As Aron states, only 30 percent of highly sensitive people are extroverts. What is essential about them is that most of the times these sensitive but extrovert people have grown up in a close-knit community and had the chance to interact with many people.

9) They can cooperate really well.

As we previously said, highly sensitive people are really careful and watch every detail. That’s why they are also perfect workers. They make good decisions, can take great responsibilities and they are really thoughtful. For example, if a highly sensitive person worked in a medical team, they would be great in counting the positive and negative reasons why a patient should or shouldn’t have a surgery.

10) Unfortunately, many of them suffer from anxiety or even depression.

But that’s true only for those who’ve experienced something bad. According to Aron, “If you’ve had a fair number of bad experiences, especially early in life, so you don’t feel safe in the world or you don’t feel secure at home or … at school, your nervous system is set to ‘anxious,'”. Being surrounded by supportive family members and friends, can really help a highly sensitive person face his anxieties and fears. “You can’t over-protect them, but you can’t under-protect them, either. You have to titrate that just right when they’re young so they can feel confident and they can do fine”, Aron explains.

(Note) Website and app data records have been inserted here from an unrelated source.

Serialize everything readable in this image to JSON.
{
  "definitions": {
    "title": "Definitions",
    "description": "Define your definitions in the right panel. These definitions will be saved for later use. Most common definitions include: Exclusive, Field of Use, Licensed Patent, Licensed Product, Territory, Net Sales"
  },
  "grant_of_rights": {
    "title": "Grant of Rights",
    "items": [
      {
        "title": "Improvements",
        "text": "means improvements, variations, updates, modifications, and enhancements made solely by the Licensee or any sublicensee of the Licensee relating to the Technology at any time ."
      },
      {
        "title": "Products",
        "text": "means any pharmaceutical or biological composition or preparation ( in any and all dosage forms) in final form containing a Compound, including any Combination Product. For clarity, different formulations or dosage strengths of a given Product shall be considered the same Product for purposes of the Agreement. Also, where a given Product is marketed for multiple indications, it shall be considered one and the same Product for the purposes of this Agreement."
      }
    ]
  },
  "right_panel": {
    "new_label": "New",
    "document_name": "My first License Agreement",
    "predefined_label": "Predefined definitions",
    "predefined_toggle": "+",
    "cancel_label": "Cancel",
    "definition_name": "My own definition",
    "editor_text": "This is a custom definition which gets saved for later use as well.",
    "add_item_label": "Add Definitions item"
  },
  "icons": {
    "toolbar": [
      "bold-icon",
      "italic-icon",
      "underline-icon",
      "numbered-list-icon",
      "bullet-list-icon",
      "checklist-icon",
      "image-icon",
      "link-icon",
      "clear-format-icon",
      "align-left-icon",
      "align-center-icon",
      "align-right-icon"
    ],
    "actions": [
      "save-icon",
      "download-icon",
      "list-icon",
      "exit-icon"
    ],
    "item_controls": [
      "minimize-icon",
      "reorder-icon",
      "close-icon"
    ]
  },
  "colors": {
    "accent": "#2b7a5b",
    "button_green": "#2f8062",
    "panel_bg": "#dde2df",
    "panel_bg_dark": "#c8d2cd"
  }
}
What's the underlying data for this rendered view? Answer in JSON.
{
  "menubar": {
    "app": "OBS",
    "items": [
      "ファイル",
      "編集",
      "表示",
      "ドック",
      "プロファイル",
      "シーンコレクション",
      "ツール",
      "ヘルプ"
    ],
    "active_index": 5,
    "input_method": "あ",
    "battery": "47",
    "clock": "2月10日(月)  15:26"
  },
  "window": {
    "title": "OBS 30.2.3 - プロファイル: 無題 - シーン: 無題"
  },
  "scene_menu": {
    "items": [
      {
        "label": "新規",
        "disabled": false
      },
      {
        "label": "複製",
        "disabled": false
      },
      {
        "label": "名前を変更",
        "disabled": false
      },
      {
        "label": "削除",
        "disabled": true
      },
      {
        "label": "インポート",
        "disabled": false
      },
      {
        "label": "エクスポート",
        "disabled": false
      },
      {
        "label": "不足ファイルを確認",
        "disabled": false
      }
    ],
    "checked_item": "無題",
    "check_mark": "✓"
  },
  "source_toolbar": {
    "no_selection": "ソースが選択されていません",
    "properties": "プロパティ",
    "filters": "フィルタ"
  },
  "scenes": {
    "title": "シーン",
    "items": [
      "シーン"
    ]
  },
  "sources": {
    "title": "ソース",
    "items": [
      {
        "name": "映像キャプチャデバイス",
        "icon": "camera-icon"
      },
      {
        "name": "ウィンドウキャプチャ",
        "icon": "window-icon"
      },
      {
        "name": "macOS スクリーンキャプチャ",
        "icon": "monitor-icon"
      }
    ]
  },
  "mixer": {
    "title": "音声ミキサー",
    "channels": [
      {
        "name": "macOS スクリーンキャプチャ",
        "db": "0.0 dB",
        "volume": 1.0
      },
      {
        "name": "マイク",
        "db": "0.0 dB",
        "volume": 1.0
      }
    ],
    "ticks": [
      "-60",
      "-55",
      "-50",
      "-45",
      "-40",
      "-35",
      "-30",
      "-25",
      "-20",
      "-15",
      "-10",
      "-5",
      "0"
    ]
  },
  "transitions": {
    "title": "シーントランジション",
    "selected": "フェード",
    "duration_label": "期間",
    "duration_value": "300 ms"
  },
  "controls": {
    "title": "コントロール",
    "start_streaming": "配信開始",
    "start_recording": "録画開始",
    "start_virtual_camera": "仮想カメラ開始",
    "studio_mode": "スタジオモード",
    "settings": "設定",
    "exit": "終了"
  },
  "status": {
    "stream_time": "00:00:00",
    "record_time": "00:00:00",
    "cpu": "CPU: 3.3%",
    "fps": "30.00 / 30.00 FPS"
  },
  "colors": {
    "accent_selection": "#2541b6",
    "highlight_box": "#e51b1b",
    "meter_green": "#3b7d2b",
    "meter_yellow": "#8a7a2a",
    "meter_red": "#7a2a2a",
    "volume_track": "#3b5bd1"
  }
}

11) They get annoyed more easily.

… especially if it is an annoying sound. Well, everyone hates annoying noises more or less, but highly sensitive people are even more “fragile”, when it comes to this. As Aron explains, that happens because they tend to be more easily overwhelmed and overstimulated by too much activity.

12) They hate violent or horror movies.

We all remember that friend who’s always whining: “Please, let’s watch another movie! I won’t be able to sleep at night!”. Empathy and overstimulation can explain this situation too. You may call them fearful but they’ve got stronger emotions than you have.

13) They cry more often.

As Zeff underlines, highly sensitive people rarely put themselves in situations where they will be made to feel embarrassed for crying easily. What their friends and family need to understand is that crying easily is not a sign of weakness but a form of expression. In other words, highly sensitive people let it all out. Crying can really make you stronger, because you get rid of all that made you feel bad.

14) They are very kind.

Highly sensitive people are also highly conscientious people, Aron states. That’s why they will probably be considerate and exhibit good manners. They also tend to notice when someone else isn’t being conscientious – and they disapprove it.

15) Criticism can affect them a lot.

Highly sensitive people have reactions to criticism that are more intense than less sensitive people. That’s why they may employ certain tactics to avoid said criticism, including people-pleasing, criticizing themselves first, and avoiding the source of the criticism altogether, according to Aron.